Introduction from Alana:
Speaking for myself, there are people in my life who have provided more championship than is comprehensible. To say I am grateful beyond measure is an understatement. I’ve always believed we make our own luck in life, but with the help of certain others, our luck can improve dramatically. Lesa Mitchell is one such champion in my life. She is also the most well networked person I know… on the planet.
Lesa has more than 25 years of executive experience in enterprise technology, product management, product licensing and mergers and acquisitions in the health care industry and as an entrepreneur. Lesa most recently spent 10 years as Vice President of Innovation & Networks at the Ewing Marion Kauffman Foundation (where she was the Chairman of the Board of Kauffman FastTrac during my tenure as President) prior to her work with Instigating + Co, joining various boards and becoming a Senior Fellow at the Milken Institute.
She’s a generous and ingenius networker and we can all learn a thing or two from her. And, it’s fitting that as Global Entrepreneurship Week kicks off today, it’s Lesa’s guidance we look to. With that, I give you my friend, mentor and champion, Lesa Mitchell…
Guest post from Lesa Mitchell
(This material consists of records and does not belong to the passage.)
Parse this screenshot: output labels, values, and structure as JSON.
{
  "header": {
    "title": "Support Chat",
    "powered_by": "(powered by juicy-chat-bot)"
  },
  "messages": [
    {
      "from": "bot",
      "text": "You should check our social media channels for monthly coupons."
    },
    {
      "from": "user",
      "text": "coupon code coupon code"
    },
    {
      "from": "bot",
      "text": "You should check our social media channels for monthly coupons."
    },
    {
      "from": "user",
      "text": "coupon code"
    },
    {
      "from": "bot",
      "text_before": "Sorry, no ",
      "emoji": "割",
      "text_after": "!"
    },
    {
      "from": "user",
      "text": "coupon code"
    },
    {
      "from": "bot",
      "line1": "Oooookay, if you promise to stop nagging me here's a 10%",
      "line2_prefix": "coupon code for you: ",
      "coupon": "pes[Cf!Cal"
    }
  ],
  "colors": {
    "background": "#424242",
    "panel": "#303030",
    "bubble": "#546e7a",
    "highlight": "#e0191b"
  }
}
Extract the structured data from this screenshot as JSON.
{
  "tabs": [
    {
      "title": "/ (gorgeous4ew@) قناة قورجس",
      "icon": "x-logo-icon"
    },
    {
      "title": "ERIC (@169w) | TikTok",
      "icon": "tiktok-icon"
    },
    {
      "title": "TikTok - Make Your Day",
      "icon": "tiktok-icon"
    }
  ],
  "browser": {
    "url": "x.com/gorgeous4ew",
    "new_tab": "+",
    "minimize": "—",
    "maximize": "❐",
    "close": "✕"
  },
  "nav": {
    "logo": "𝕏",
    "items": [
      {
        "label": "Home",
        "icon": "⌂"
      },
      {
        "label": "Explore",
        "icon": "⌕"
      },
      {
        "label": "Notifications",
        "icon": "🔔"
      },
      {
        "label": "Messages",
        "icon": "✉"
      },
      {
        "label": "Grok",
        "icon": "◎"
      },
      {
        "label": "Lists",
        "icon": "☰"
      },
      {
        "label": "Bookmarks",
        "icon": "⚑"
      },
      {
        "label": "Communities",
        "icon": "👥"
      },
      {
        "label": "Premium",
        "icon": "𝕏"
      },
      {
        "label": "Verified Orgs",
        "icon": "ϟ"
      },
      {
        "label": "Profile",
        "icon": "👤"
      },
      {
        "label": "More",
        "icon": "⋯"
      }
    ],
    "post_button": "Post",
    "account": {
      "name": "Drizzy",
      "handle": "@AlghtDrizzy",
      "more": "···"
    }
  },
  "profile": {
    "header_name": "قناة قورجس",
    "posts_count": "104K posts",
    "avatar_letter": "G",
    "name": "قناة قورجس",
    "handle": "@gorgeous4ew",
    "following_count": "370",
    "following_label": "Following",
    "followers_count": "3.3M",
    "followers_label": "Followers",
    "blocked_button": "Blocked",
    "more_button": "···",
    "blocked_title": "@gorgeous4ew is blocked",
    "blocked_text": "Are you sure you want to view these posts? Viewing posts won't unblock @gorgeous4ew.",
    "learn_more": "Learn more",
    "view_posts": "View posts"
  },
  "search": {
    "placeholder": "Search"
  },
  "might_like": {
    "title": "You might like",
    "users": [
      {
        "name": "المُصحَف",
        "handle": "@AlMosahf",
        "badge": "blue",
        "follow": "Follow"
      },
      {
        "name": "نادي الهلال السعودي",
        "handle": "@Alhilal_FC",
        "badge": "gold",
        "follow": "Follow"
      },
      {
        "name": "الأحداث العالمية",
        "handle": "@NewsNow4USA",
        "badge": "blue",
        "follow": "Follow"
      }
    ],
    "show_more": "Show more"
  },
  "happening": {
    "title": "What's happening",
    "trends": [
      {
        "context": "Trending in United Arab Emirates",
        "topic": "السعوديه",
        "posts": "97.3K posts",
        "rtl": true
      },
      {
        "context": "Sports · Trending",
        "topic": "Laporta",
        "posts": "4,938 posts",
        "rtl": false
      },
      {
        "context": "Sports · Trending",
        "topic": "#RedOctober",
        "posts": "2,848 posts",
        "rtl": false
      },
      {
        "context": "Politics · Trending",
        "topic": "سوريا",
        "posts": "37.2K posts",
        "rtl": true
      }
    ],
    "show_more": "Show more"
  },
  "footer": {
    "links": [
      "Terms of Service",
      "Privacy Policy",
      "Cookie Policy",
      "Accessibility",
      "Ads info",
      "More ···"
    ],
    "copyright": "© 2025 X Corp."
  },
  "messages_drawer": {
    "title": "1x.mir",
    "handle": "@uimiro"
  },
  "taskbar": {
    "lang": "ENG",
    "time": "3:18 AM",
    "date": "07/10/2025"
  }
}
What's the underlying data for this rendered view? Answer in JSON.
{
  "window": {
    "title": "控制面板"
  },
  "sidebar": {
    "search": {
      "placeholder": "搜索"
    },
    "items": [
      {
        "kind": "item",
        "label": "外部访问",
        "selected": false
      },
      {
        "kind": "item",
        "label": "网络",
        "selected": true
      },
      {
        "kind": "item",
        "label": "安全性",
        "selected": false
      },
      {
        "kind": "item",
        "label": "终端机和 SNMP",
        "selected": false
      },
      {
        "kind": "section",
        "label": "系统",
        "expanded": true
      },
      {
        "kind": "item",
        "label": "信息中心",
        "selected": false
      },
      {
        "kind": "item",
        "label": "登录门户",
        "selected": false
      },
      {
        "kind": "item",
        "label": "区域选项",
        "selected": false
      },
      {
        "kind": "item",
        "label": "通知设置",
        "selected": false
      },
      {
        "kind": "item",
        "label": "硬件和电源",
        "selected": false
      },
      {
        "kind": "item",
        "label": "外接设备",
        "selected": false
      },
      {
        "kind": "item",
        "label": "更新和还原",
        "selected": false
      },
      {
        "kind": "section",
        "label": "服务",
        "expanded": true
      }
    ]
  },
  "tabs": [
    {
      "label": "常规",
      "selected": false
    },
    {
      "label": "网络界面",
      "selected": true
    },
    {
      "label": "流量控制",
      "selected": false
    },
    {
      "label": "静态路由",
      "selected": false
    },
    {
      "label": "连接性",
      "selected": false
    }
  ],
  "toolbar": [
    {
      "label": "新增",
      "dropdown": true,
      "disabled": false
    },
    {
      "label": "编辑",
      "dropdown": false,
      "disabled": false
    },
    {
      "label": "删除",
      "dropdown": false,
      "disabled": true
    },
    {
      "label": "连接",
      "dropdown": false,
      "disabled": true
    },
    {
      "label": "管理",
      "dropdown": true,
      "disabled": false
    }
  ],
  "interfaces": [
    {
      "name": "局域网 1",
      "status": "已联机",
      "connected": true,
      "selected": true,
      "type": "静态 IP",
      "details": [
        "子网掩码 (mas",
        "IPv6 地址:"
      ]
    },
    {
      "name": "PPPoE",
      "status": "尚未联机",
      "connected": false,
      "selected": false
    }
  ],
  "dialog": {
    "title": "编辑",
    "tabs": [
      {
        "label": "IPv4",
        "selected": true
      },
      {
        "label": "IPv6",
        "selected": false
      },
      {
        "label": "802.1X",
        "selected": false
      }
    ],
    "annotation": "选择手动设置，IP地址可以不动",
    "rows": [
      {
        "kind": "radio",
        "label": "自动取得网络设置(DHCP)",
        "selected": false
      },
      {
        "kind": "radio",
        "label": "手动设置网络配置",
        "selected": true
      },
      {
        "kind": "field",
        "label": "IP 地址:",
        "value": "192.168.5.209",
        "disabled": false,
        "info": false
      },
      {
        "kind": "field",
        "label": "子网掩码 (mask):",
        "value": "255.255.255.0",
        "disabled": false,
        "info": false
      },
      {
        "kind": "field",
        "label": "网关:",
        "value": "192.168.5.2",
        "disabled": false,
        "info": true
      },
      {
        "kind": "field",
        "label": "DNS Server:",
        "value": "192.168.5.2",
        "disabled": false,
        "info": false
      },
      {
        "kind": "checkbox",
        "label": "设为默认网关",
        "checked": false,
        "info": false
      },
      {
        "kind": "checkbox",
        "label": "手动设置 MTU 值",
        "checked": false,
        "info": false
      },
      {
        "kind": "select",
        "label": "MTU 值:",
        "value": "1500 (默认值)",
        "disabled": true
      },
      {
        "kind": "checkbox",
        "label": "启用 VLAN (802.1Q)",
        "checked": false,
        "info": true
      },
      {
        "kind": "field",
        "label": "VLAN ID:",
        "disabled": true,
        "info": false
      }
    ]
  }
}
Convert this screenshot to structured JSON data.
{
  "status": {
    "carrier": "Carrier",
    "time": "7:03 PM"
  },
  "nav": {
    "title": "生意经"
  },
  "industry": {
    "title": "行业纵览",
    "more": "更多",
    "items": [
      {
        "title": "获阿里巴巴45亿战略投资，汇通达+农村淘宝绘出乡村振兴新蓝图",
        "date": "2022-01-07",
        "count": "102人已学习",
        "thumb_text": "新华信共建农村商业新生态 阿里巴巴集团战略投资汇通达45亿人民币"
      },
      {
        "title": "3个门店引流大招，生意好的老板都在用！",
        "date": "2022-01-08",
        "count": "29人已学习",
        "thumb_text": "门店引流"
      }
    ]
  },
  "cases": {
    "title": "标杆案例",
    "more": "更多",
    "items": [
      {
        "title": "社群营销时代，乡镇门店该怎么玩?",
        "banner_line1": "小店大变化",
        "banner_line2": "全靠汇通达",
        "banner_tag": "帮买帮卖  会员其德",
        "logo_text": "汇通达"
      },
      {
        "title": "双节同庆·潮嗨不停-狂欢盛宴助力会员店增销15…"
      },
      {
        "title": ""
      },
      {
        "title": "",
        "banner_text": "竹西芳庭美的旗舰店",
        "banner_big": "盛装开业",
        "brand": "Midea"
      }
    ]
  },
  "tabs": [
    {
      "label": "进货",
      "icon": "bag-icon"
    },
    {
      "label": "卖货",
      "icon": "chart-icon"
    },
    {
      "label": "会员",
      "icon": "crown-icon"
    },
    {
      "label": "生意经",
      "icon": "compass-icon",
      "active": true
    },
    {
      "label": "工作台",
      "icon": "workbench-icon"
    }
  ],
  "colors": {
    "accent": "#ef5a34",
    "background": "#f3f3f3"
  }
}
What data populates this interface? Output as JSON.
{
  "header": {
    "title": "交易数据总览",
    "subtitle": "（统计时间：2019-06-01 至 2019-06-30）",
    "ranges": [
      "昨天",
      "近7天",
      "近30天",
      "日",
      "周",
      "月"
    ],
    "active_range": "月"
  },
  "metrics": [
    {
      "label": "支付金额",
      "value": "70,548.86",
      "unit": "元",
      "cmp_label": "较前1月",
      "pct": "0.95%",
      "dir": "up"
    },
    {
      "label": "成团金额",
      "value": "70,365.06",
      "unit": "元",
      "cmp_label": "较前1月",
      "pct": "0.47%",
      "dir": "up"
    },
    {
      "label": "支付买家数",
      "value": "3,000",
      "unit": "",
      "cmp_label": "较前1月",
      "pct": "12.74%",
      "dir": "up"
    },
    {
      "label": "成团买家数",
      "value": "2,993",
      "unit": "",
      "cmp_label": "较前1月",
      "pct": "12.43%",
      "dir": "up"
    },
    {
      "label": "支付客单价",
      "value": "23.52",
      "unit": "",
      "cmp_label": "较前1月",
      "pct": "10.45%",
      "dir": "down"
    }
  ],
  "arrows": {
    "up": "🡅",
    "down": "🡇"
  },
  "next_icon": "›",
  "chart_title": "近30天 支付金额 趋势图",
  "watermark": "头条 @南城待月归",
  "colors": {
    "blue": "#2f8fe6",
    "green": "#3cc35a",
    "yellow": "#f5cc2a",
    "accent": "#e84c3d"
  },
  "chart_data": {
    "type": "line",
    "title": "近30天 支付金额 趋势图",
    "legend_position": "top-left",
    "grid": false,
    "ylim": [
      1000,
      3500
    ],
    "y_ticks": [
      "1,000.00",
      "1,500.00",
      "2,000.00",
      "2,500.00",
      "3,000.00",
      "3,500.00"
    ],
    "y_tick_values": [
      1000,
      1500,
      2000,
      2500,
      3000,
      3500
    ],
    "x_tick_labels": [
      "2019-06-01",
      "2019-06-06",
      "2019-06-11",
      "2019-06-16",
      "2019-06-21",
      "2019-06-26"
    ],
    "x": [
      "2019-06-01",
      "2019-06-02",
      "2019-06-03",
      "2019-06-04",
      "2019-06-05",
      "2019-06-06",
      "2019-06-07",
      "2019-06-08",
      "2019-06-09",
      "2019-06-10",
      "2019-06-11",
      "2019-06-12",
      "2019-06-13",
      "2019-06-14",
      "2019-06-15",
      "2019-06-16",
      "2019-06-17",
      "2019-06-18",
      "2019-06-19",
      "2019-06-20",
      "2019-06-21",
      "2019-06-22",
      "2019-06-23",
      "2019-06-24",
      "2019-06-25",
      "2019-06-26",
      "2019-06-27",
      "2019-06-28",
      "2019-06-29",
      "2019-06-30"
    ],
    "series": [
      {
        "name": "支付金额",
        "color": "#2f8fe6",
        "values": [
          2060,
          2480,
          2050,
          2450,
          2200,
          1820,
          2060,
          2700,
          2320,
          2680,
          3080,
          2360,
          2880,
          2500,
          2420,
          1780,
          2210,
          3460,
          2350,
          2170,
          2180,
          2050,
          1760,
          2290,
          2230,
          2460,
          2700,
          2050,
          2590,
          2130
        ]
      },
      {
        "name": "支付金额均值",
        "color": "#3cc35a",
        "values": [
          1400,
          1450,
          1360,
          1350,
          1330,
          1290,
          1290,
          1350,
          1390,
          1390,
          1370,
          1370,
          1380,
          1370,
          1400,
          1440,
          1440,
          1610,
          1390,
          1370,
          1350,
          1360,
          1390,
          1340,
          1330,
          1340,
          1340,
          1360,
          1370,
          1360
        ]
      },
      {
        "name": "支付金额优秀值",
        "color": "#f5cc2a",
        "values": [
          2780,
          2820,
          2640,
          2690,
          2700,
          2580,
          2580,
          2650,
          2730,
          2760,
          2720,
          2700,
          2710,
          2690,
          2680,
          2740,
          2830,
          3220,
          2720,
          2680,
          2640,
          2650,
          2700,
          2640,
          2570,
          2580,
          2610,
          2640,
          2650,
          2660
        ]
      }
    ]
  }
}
Ten years ago, companies were starting in Nairobi, Africa that would never scale beyond Africa; or, at a micro level, starting in Copenhagen that would never scale beyond Denmark. The mindset and the network of the startup founders was locally focused on solving a problem and they usually didn’t have the expertise or the network to tap into other markets. That problem of a narrow mindset was one of the reasons we started the Global Scholars Program and Global Entrepreneurship Week at the Kauffman Foundation. In the case of the former, we knew we could give potential future founders both the network and the skills to become entrepreneurs should they choose that pathway (and, it wouldn’t cost them $70K a year!). In the latter case, we thought we could begin building a startup network – one city and one country at a time.
Individuals pay big bucks to attend Harvard Business School (HBS) in order to gain the global experience, a network of smart peers and a forever HBS email address that is a lifetime door opener. Of course, the ability to tap into global networks isn’t critical for all early stage companies, but for the companies that can now start up in Nairobi and from the outset build out partnerships across multiple countries to enable global scale – it is a game changer.
If you are starting or growing a company, understanding that your customers’ needs are critical and having a network of trusted business partners either located in other countries or with expertise from working in other markets becomes essential. This is the kind of network you should begin building when you are young and you must nurture those relationships your entire career.
In fact, the advice I give young people who are interested in building a global network is to participate in opportunities like Startup Weekend. And, if you are going to another city or country for a holiday, make sure you participate in a Startup Weekend in that city. There is no better way to begin building relationships than to have spent a weekend working with a group of people trying to solve a problem. And, lucky for us all, it’s November – the one month of year when there are more Startup Weekends held than any other time in the year. Check it out – http://startupweekend.org.